Your answer must match the records word for word and contain no pictures.

•••••

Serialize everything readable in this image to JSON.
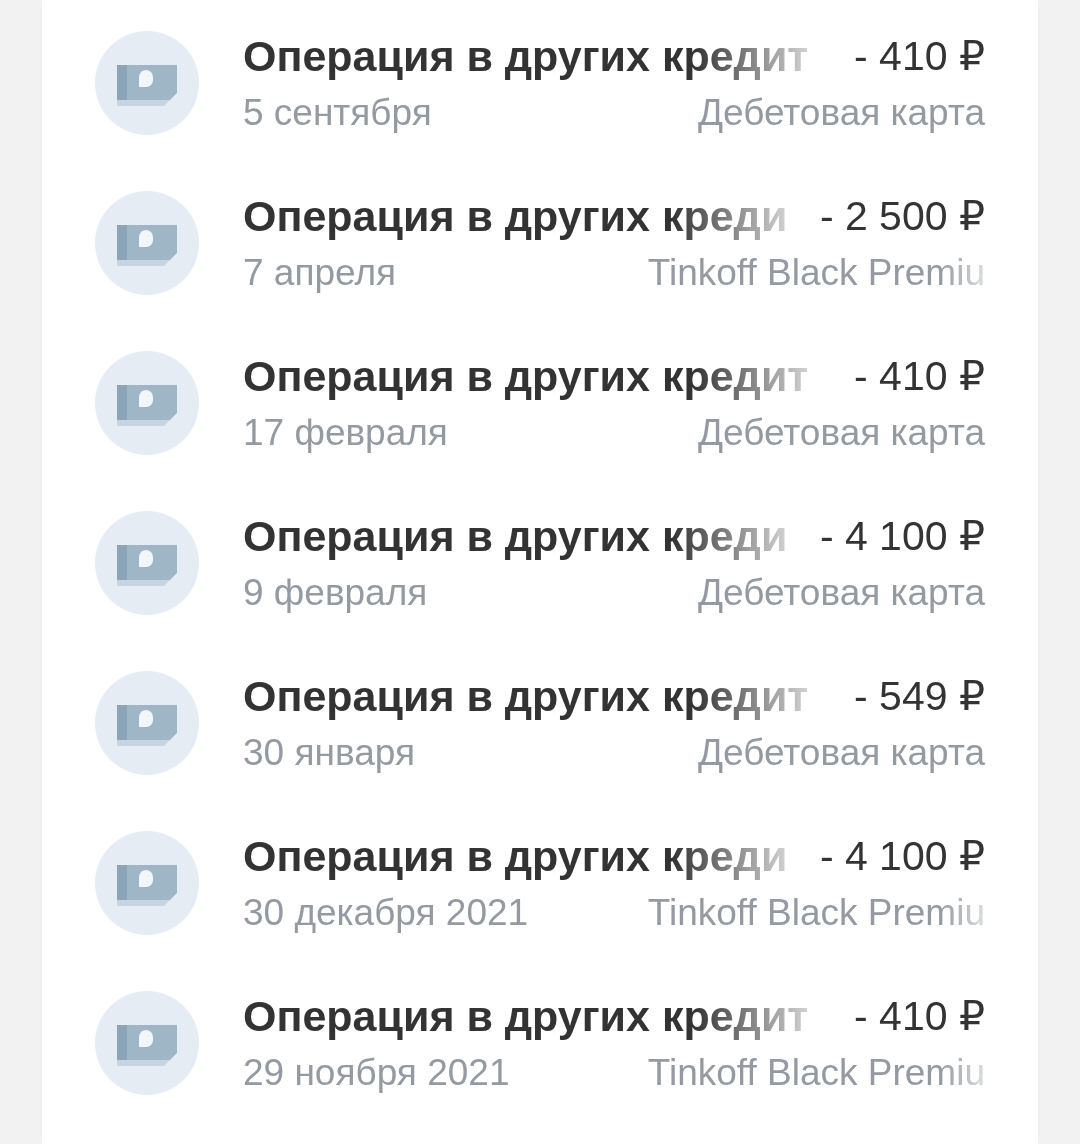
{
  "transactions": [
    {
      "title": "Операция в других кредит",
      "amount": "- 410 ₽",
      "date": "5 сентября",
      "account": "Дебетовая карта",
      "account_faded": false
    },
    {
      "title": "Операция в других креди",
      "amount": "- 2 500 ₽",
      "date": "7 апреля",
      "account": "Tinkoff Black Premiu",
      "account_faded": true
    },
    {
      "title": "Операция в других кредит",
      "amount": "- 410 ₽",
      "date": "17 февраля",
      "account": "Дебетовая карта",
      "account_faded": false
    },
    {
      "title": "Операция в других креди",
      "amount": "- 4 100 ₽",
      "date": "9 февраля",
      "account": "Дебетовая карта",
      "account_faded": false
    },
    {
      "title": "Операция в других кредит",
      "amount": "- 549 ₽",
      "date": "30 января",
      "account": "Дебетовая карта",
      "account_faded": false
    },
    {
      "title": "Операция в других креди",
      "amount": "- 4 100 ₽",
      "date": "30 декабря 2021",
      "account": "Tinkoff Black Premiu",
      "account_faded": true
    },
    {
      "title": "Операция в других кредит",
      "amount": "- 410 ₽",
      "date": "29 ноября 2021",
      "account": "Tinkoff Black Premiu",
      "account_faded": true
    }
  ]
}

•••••

» **Answer box**:
Serialize everything readable in this image to JSON.
{
  "transactions": [
    {
      "title": "Операция в других кредит",
      "amount": "- 410 ₽",
      "date": "5 сентября",
      "account": "Дебетовая карта",
      "account_faded": false
    },
    {
      "title": "Операция в других креди",
      "amount": "- 2 500 ₽",
      "date": "7 апреля",
      "account": "Tinkoff Black Premiu",
      "account_faded": true
    },
    {
      "title": "Операция в других кредит",
      "amount": "- 410 ₽",
      "date": "17 февраля",
      "account": "Дебетовая карта",
      "account_faded": false
    },
    {
      "title": "Операция в других креди",
      "amount": "- 4 100 ₽",
      "date": "9 февраля",
      "account": "Дебетовая карта",
      "account_faded": false
    },
    {
      "title": "Операция в других кредит",
      "amount": "- 549 ₽",
      "date": "30 января",
      "account": "Дебетовая карта",
      "account_faded": false
    },
    {
      "title": "Операция в других креди",
      "amount": "- 4 100 ₽",
      "date": "30 декабря 2021",
      "account": "Tinkoff Black Premiu",
      "account_faded": true
    },
    {
      "title": "Операция в других кредит",
      "amount": "- 410 ₽",
      "date": "29 ноября 2021",
      "account": "Tinkoff Black Premiu",
      "account_faded": true
    }
  ]
}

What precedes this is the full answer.